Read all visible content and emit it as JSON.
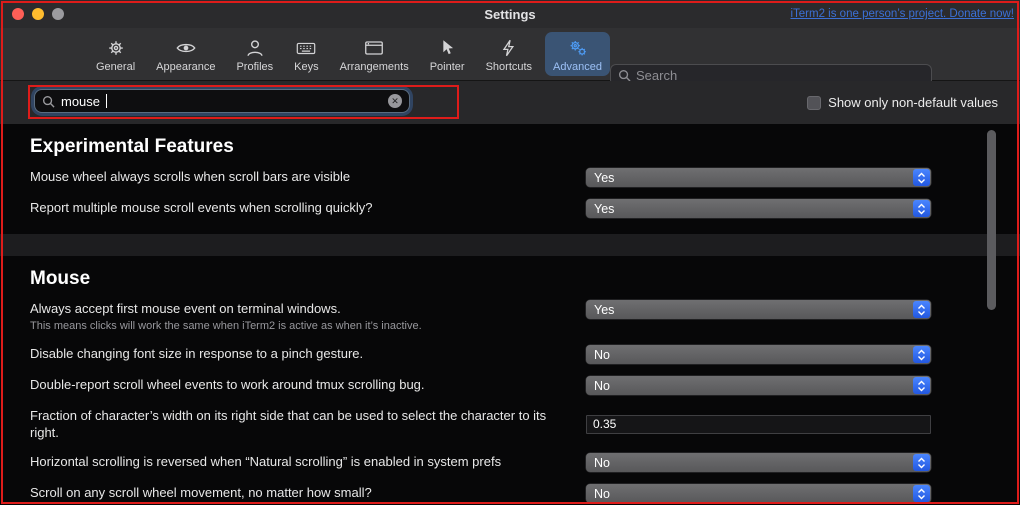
{
  "window": {
    "title": "Settings",
    "donate_link": "iTerm2 is one person’s project. Donate now!"
  },
  "toolbar": {
    "tabs": [
      {
        "label": "General",
        "icon": "gear",
        "selected": false
      },
      {
        "label": "Appearance",
        "icon": "eye",
        "selected": false
      },
      {
        "label": "Profiles",
        "icon": "person",
        "selected": false
      },
      {
        "label": "Keys",
        "icon": "keyboard",
        "selected": false
      },
      {
        "label": "Arrangements",
        "icon": "window-panes",
        "selected": false
      },
      {
        "label": "Pointer",
        "icon": "cursor-arrow",
        "selected": false
      },
      {
        "label": "Shortcuts",
        "icon": "lightning-bolt",
        "selected": false
      },
      {
        "label": "Advanced",
        "icon": "double-gear",
        "selected": true
      }
    ],
    "search_placeholder": "Search"
  },
  "filter": {
    "search_value": "mouse",
    "show_only_label": "Show only non-default values",
    "show_only_checked": false
  },
  "icons": {
    "clear": "✕"
  },
  "colors": {
    "accent_blue": "#3b82f6",
    "annotation_red": "#de1c1a",
    "popup_stepper_blue": "#2b63e8",
    "selected_tab_bg": "#3a5474"
  },
  "sections": [
    {
      "title": "Experimental Features",
      "rows": [
        {
          "label": "Mouse wheel always scrolls when scroll bars are visible",
          "control": "select",
          "value": "Yes"
        },
        {
          "label": "Report multiple mouse scroll events when scrolling quickly?",
          "control": "select",
          "value": "Yes"
        }
      ]
    },
    {
      "title": "Mouse",
      "rows": [
        {
          "label": "Always accept first mouse event on terminal windows.",
          "sublabel": "This means clicks will work the same when iTerm2 is active as when it’s inactive.",
          "control": "select",
          "value": "Yes"
        },
        {
          "label": "Disable changing font size in response to a pinch gesture.",
          "control": "select",
          "value": "No"
        },
        {
          "label": "Double-report scroll wheel events to work around tmux scrolling bug.",
          "control": "select",
          "value": "No"
        },
        {
          "label": "Fraction of character’s width on its right side that can be used to select the character to its right.",
          "control": "text",
          "value": "0.35"
        },
        {
          "label": "Horizontal scrolling is reversed when “Natural scrolling” is enabled in system prefs",
          "control": "select",
          "value": "No"
        },
        {
          "label": "Scroll on any scroll wheel movement, no matter how small?",
          "control": "select",
          "value": "No"
        }
      ]
    }
  ]
}
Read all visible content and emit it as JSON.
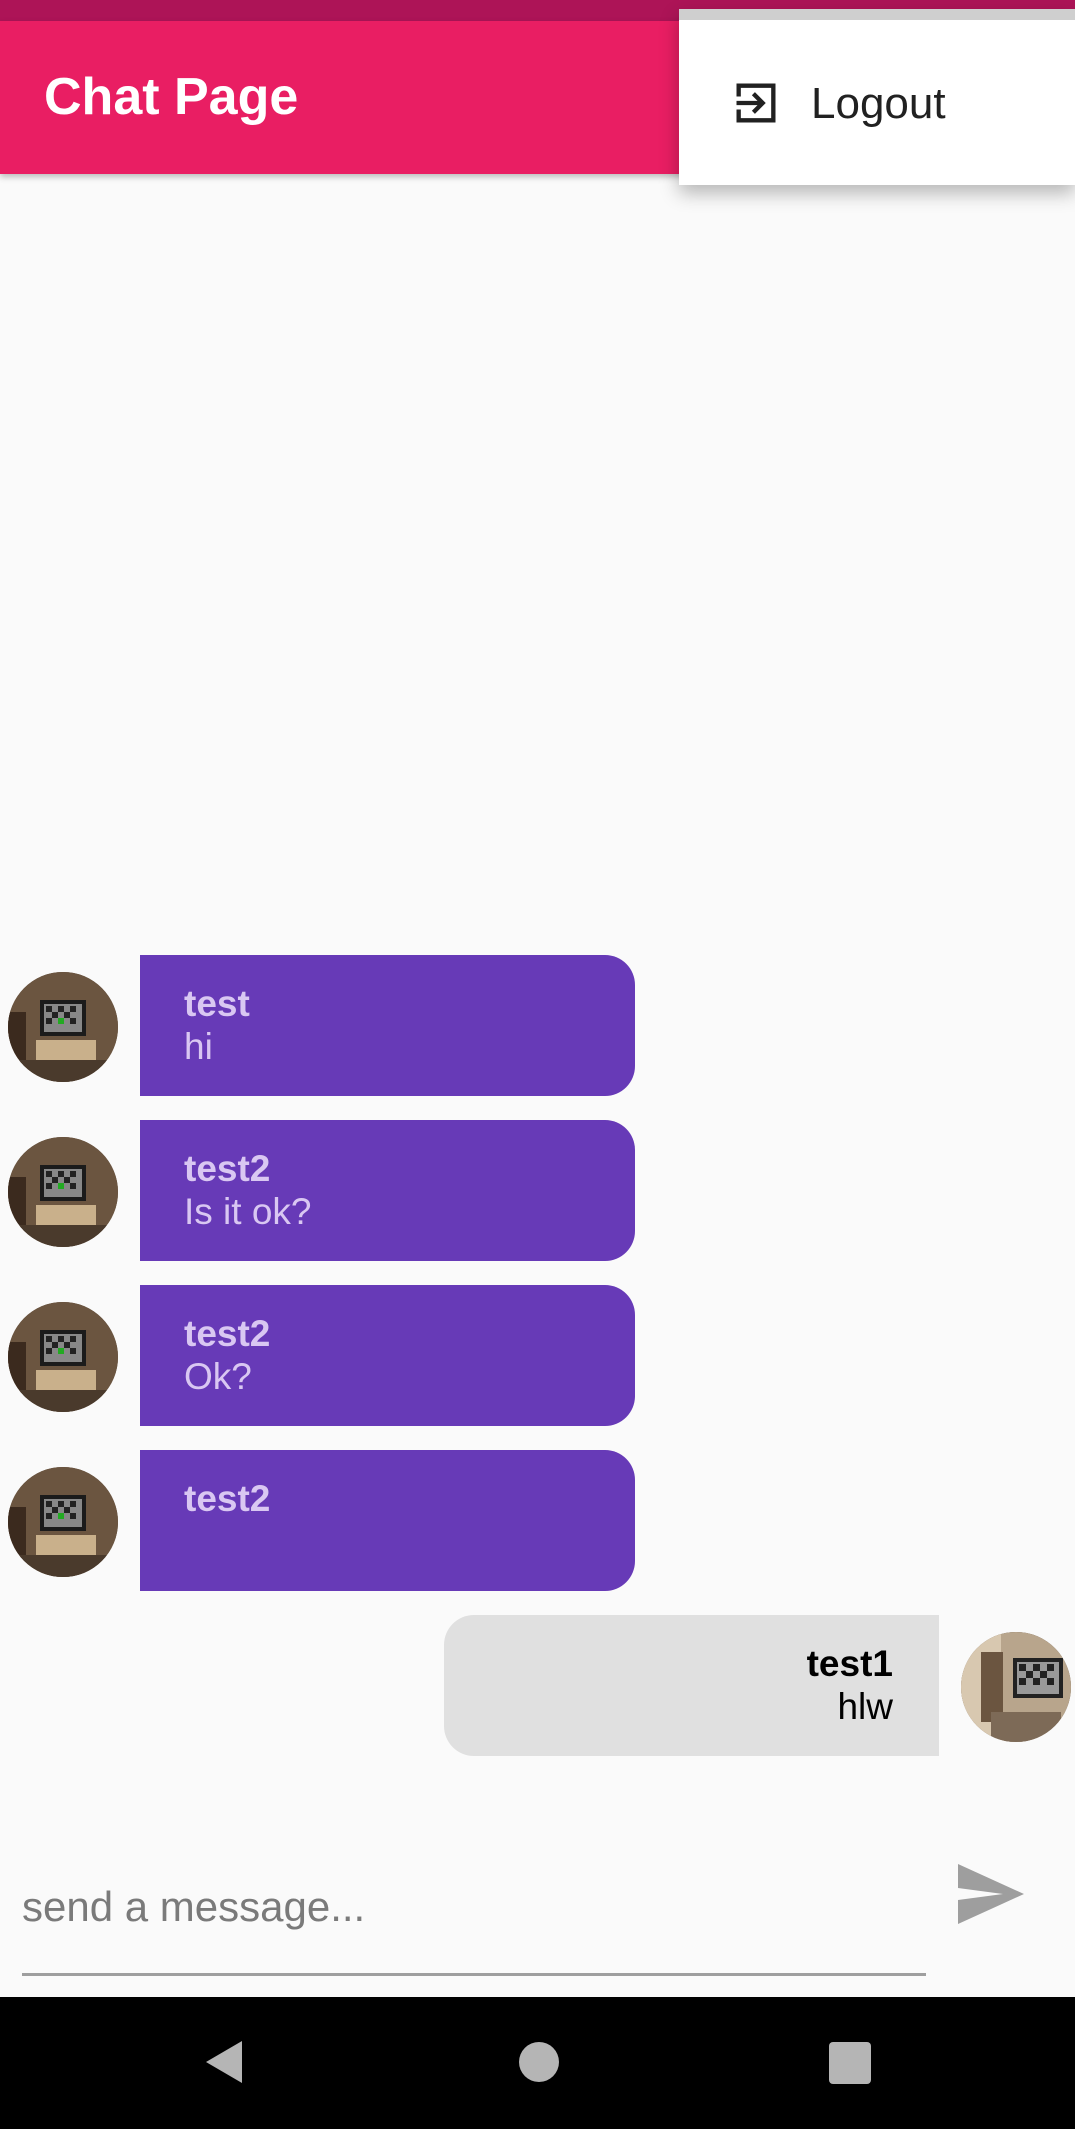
{
  "app_bar": {
    "title": "Chat Page",
    "color": "#e91e63",
    "status_bar_color": "#ad1457"
  },
  "overflow_menu": {
    "items": [
      {
        "label": "Logout",
        "icon": "logout-icon"
      }
    ]
  },
  "messages": [
    {
      "sender": "test",
      "text": "hi",
      "is_self": false
    },
    {
      "sender": "test2",
      "text": "Is it ok?",
      "is_self": false
    },
    {
      "sender": "test2",
      "text": "Ok?",
      "is_self": false
    },
    {
      "sender": "test2",
      "text": "",
      "is_self": false
    },
    {
      "sender": "test1",
      "text": "hlw",
      "is_self": true
    }
  ],
  "composer": {
    "placeholder": "send a message...",
    "send_icon": "send-icon"
  },
  "colors": {
    "other_bubble": "#673ab7",
    "self_bubble": "#e0e0e0"
  },
  "navigation_bar": {
    "buttons": [
      "back-icon",
      "home-icon",
      "recents-icon"
    ]
  }
}
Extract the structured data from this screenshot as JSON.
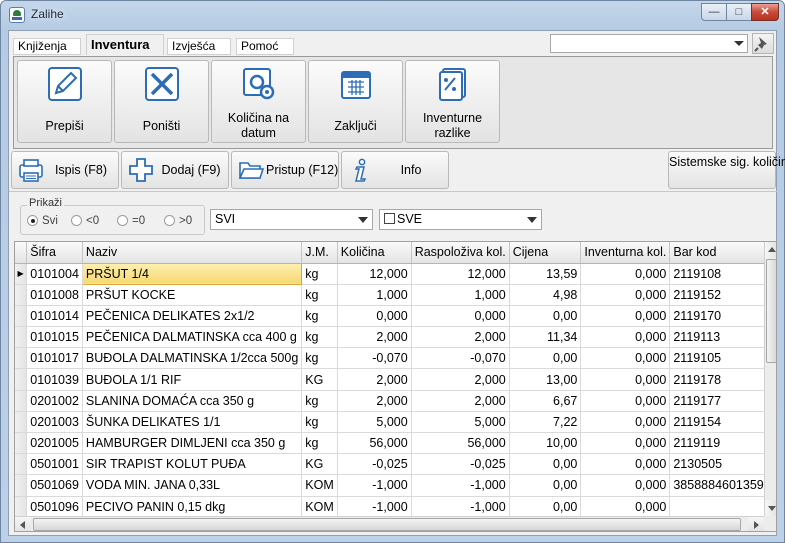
{
  "window": {
    "title": "Zalihe",
    "min": "—",
    "max": "□",
    "close": "✕"
  },
  "menu_tabs": [
    "Knjiženja",
    "Inventura",
    "Izvješća",
    "Pomoć"
  ],
  "active_tab": "Inventura",
  "top_combo": {
    "value": ""
  },
  "ribbon": [
    {
      "icon": "pencil-icon",
      "label": "Prepiši"
    },
    {
      "icon": "cancel-x-icon",
      "label": "Poništi"
    },
    {
      "icon": "refresh-gear-icon",
      "label": "Količina na datum"
    },
    {
      "icon": "calendar-icon",
      "label": "Zaključi"
    },
    {
      "icon": "percent-document-icon",
      "label": "Inventurne razlike"
    }
  ],
  "toolbar": [
    {
      "icon": "printer-icon",
      "label": "Ispis (F8)"
    },
    {
      "icon": "add-plus-icon",
      "label": "Dodaj (F9)"
    },
    {
      "icon": "folder-icon",
      "label": "Pristup (F12)"
    },
    {
      "icon": "info-icon",
      "label": "Info"
    },
    {
      "icon": "",
      "label": "Sistemske sig. količine"
    }
  ],
  "filter": {
    "group_label": "Prikaži",
    "radios": [
      {
        "label": "Svi",
        "checked": true
      },
      {
        "label": "<0",
        "checked": false
      },
      {
        "label": "=0",
        "checked": false
      },
      {
        "label": ">0",
        "checked": false
      }
    ],
    "combo1": "SVI",
    "combo2": "SVE"
  },
  "table": {
    "columns": [
      "Šifra",
      "Naziv",
      "J.M.",
      "Količina",
      "Raspoloživa kol.",
      "Cijena",
      "Inventurna kol.",
      "Bar kod"
    ],
    "selected_row": 0,
    "rows": [
      [
        "0101004",
        "PRŠUT 1/4",
        "kg",
        "12,000",
        "12,000",
        "13,59",
        "0,000",
        "2119108"
      ],
      [
        "0101008",
        "PRŠUT KOCKE",
        "kg",
        "1,000",
        "1,000",
        "4,98",
        "0,000",
        "2119152"
      ],
      [
        "0101014",
        "PEČENICA DELIKATES 2x1/2",
        "kg",
        "0,000",
        "0,000",
        "0,00",
        "0,000",
        "2119170"
      ],
      [
        "0101015",
        "PEČENICA DALMATINSKA cca 400 g",
        "kg",
        "2,000",
        "2,000",
        "11,34",
        "0,000",
        "2119113"
      ],
      [
        "0101017",
        "BUĐOLA DALMATINSKA 1/2cca 500g",
        "kg",
        "-0,070",
        "-0,070",
        "0,00",
        "0,000",
        "2119105"
      ],
      [
        "0101039",
        "BUĐOLA 1/1 RIF",
        "KG",
        "2,000",
        "2,000",
        "13,00",
        "0,000",
        "2119178"
      ],
      [
        "0201002",
        "SLANINA DOMAĆA cca 350 g",
        "kg",
        "2,000",
        "2,000",
        "6,67",
        "0,000",
        "2119177"
      ],
      [
        "0201003",
        "ŠUNKA DELIKATES 1/1",
        "kg",
        "5,000",
        "5,000",
        "7,22",
        "0,000",
        "2119154"
      ],
      [
        "0201005",
        "HAMBURGER DIMLJENI cca 350 g",
        "kg",
        "56,000",
        "56,000",
        "10,00",
        "0,000",
        "2119119"
      ],
      [
        "0501001",
        "SIR TRAPIST KOLUT PUĐA",
        "KG",
        "-0,025",
        "-0,025",
        "0,00",
        "0,000",
        "2130505"
      ],
      [
        "0501069",
        "VODA MIN. JANA 0,33L",
        "KOM",
        "-1,000",
        "-1,000",
        "0,00",
        "0,000",
        "3858884601359"
      ],
      [
        "0501096",
        "PECIVO PANIN 0,15 dkg",
        "KOM",
        "-1,000",
        "-1,000",
        "0,00",
        "0,000",
        ""
      ]
    ]
  }
}
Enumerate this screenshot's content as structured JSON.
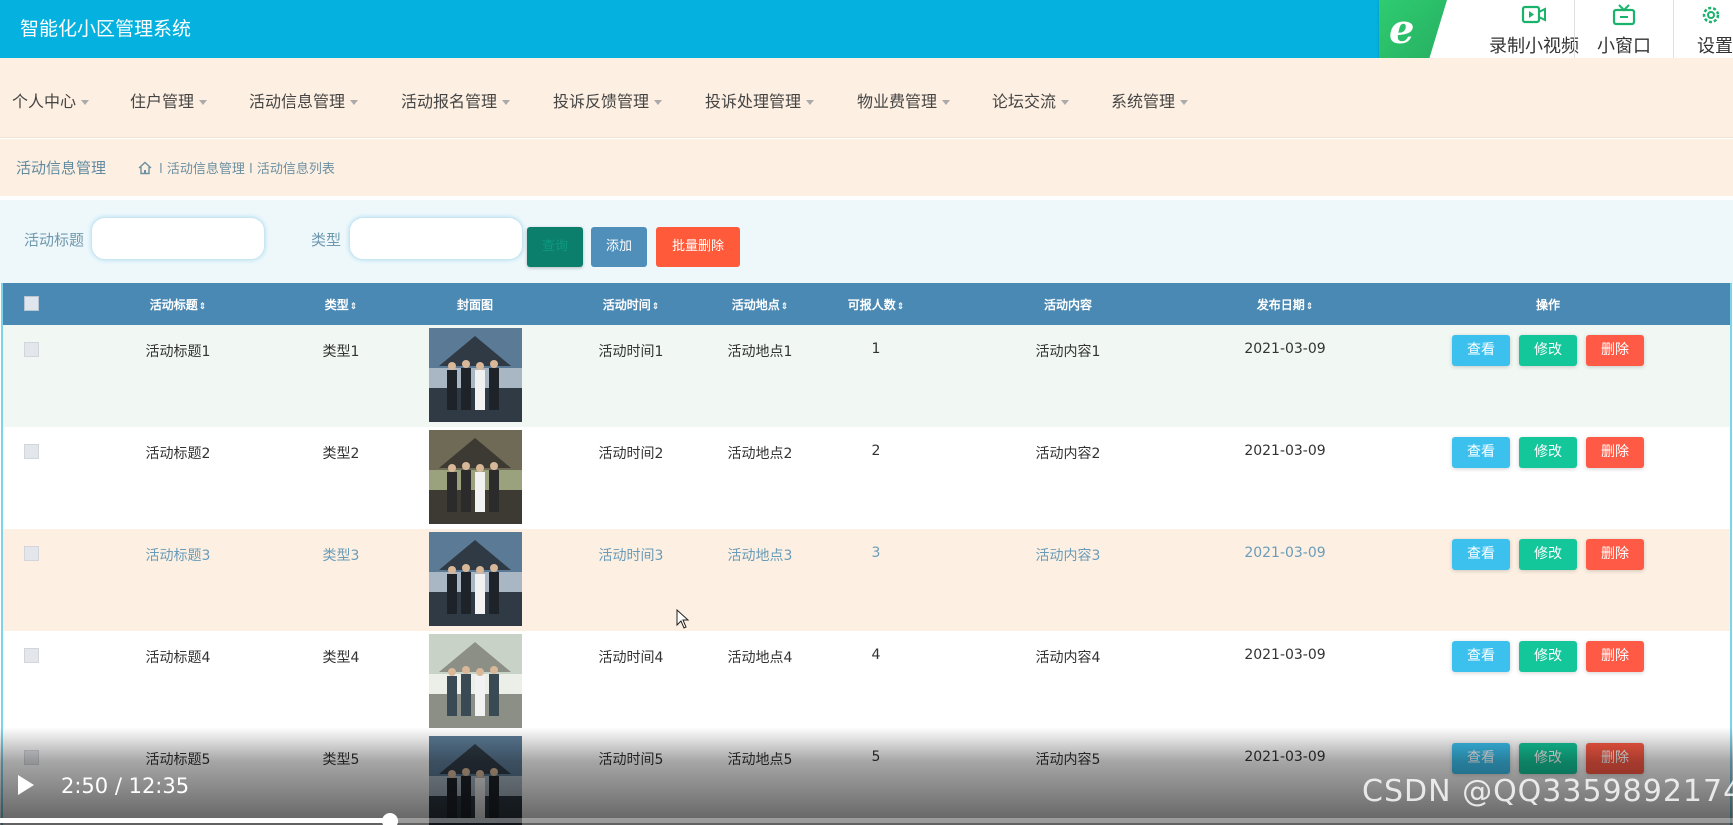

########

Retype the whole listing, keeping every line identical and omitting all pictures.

Read all visible content and emit it as JSON.
{
  "window": {
    "title": "Settings",
    "donate_link": "iTerm2 is one person’s project. Donate now!"
  },
  "toolbar": {
    "tabs": [
      {
        "label": "General",
        "icon": "gear",
        "selected": false
      },
      {
        "label": "Appearance",
        "icon": "eye",
        "selected": false
      },
      {
        "label": "Profiles",
        "icon": "person",
        "selected": false
      },
      {
        "label": "Keys",
        "icon": "keyboard",
        "selected": false
      },
      {
        "label": "Arrangements",
        "icon": "window-panes",
        "selected": false
      },
      {
        "label": "Pointer",
        "icon": "cursor-arrow",
        "selected": false
      },
      {
        "label": "Shortcuts",
        "icon": "lightning-bolt",
        "selected": false
      },
      {
        "label": "Advanced",
        "icon": "double-gear",
        "selected": true
      }
    ],
    "search_placeholder": "Search"
  },
  "filter": {
    "search_value": "mouse",
    "show_only_label": "Show only non-default values",
    "show_only_checked": false
  },
  "icons": {
    "clear": "✕"
  },
  "colors": {
    "accent_blue": "#3b82f6",
    "annotation_red": "#de1c1a",
    "popup_stepper_blue": "#2b63e8",
    "selected_tab_bg": "#3a5474"
  },
  "sections": [
    {
      "title": "Experimental Features",
      "rows": [
        {
          "label": "Mouse wheel always scrolls when scroll bars are visible",
          "control": "select",
          "value": "Yes"
        },
        {
          "label": "Report multiple mouse scroll events when scrolling quickly?",
          "control": "select",
          "value": "Yes"
        }
      ]
    },
    {
      "title": "Mouse",
      "rows": [
        {
          "label": "Always accept first mouse event on terminal windows.",
          "sublabel": "This means clicks will work the same when iTerm2 is active as when it’s inactive.",
          "control": "select",
          "value": "Yes"
        },
        {
          "label": "Disable changing font size in response to a pinch gesture.",
          "control": "select",
          "value": "No"
        },
        {
          "label": "Double-report scroll wheel events to work around tmux scrolling bug.",
          "control": "select",
          "value": "No"
        },
        {
          "label": "Fraction of character’s width on its right side that can be used to select the character to its right.",
          "control": "text",
          "value": "0.35"
        },
        {
          "label": "Horizontal scrolling is reversed when “Natural scrolling” is enabled in system prefs",
          "control": "select",
          "value": "No"
        },
        {
          "label": "Scroll on any scroll wheel movement, no matter how small?",
          "control": "select",
          "value": "No"
        }
      ]
    }
  ]
}
Read all visible content and emit it as JSON.
{
  "app_bar": {
    "title": "Chat Page",
    "color": "#e91e63",
    "status_bar_color": "#ad1457"
  },
  "overflow_menu": {
    "items": [
      {
        "label": "Logout",
        "icon": "logout-icon"
      }
    ]
  },
  "messages": [
    {
      "sender": "test",
      "text": "hi",
      "is_self": false
    },
    {
      "sender": "test2",
      "text": "Is it ok?",
      "is_self": false
    },
    {
      "sender": "test2",
      "text": "Ok?",
      "is_self": false
    },
    {
      "sender": "test2",
      "text": "",
      "is_self": false
    },
    {
      "sender": "test1",
      "text": "hlw",
      "is_self": true
    }
  ],
  "composer": {
    "placeholder": "send a message...",
    "send_icon": "send-icon"
  },
  "colors": {
    "other_bubble": "#673ab7",
    "self_bubble": "#e0e0e0"
  },
  "navigation_bar": {
    "buttons": [
      "back-icon",
      "home-icon",
      "recents-icon"
    ]
  }
}
Extract the structured data from this screenshot as JSON.
{
  "window": {
    "title": "Zalihe",
    "min": "—",
    "max": "□",
    "close": "✕"
  },
  "menu_tabs": [
    "Knjiženja",
    "Inventura",
    "Izvješća",
    "Pomoć"
  ],
  "active_tab": "Inventura",
  "top_combo": {
    "value": ""
  },
  "ribbon": [
    {
      "icon": "pencil-icon",
      "label": "Prepiši"
    },
    {
      "icon": "cancel-x-icon",
      "label": "Poništi"
    },
    {
      "icon": "refresh-gear-icon",
      "label": "Količina na datum"
    },
    {
      "icon": "calendar-icon",
      "label": "Zaključi"
    },
    {
      "icon": "percent-document-icon",
      "label": "Inventurne razlike"
    }
  ],
  "toolbar": [
    {
      "icon": "printer-icon",
      "label": "Ispis (F8)"
    },
    {
      "icon": "add-plus-icon",
      "label": "Dodaj (F9)"
    },
    {
      "icon": "folder-icon",
      "label": "Pristup (F12)"
    },
    {
      "icon": "info-icon",
      "label": "Info"
    },
    {
      "icon": "",
      "label": "Sistemske sig. količine"
    }
  ],
  "filter": {
    "group_label": "Prikaži",
    "radios": [
      {
        "label": "Svi",
        "checked": true
      },
      {
        "label": "<0",
        "checked": false
      },
      {
        "label": "=0",
        "checked": false
      },
      {
        "label": ">0",
        "checked": false
      }
    ],
    "combo1": "SVI",
    "combo2": "SVE"
  },
  "table": {
    "columns": [
      "Šifra",
      "Naziv",
      "J.M.",
      "Količina",
      "Raspoloživa kol.",
      "Cijena",
      "Inventurna kol.",
      "Bar kod"
    ],
    "selected_row": 0,
    "rows": [
      [
        "0101004",
        "PRŠUT 1/4",
        "kg",
        "12,000",
        "12,000",
        "13,59",
        "0,000",
        "2119108"
      ],
      [
        "0101008",
        "PRŠUT KOCKE",
        "kg",
        "1,000",
        "1,000",
        "4,98",
        "0,000",
        "2119152"
      ],
      [
        "0101014",
        "PEČENICA DELIKATES 2x1/2",
        "kg",
        "0,000",
        "0,000",
        "0,00",
        "0,000",
        "2119170"
      ],
      [
        "0101015",
        "PEČENICA DALMATINSKA cca 400 g",
        "kg",
        "2,000",
        "2,000",
        "11,34",
        "0,000",
        "2119113"
      ],
      [
        "0101017",
        "BUĐOLA DALMATINSKA 1/2cca 500g",
        "kg",
        "-0,070",
        "-0,070",
        "0,00",
        "0,000",
        "2119105"
      ],
      [
        "0101039",
        "BUĐOLA 1/1 RIF",
        "KG",
        "2,000",
        "2,000",
        "13,00",
        "0,000",
        "2119178"
      ],
      [
        "0201002",
        "SLANINA DOMAĆA cca 350 g",
        "kg",
        "2,000",
        "2,000",
        "6,67",
        "0,000",
        "2119177"
      ],
      [
        "0201003",
        "ŠUNKA DELIKATES 1/1",
        "kg",
        "5,000",
        "5,000",
        "7,22",
        "0,000",
        "2119154"
      ],
      [
        "0201005",
        "HAMBURGER DIMLJENI cca 350 g",
        "kg",
        "56,000",
        "56,000",
        "10,00",
        "0,000",
        "2119119"
      ],
      [
        "0501001",
        "SIR TRAPIST KOLUT PUĐA",
        "KG",
        "-0,025",
        "-0,025",
        "0,00",
        "0,000",
        "2130505"
      ],
      [
        "0501069",
        "VODA MIN. JANA 0,33L",
        "KOM",
        "-1,000",
        "-1,000",
        "0,00",
        "0,000",
        "3858884601359"
      ],
      [
        "0501096",
        "PECIVO PANIN 0,15 dkg",
        "KOM",
        "-1,000",
        "-1,000",
        "0,00",
        "0,000",
        ""
      ]
    ]
  }
}
Enumerate this screenshot's content as structured JSON.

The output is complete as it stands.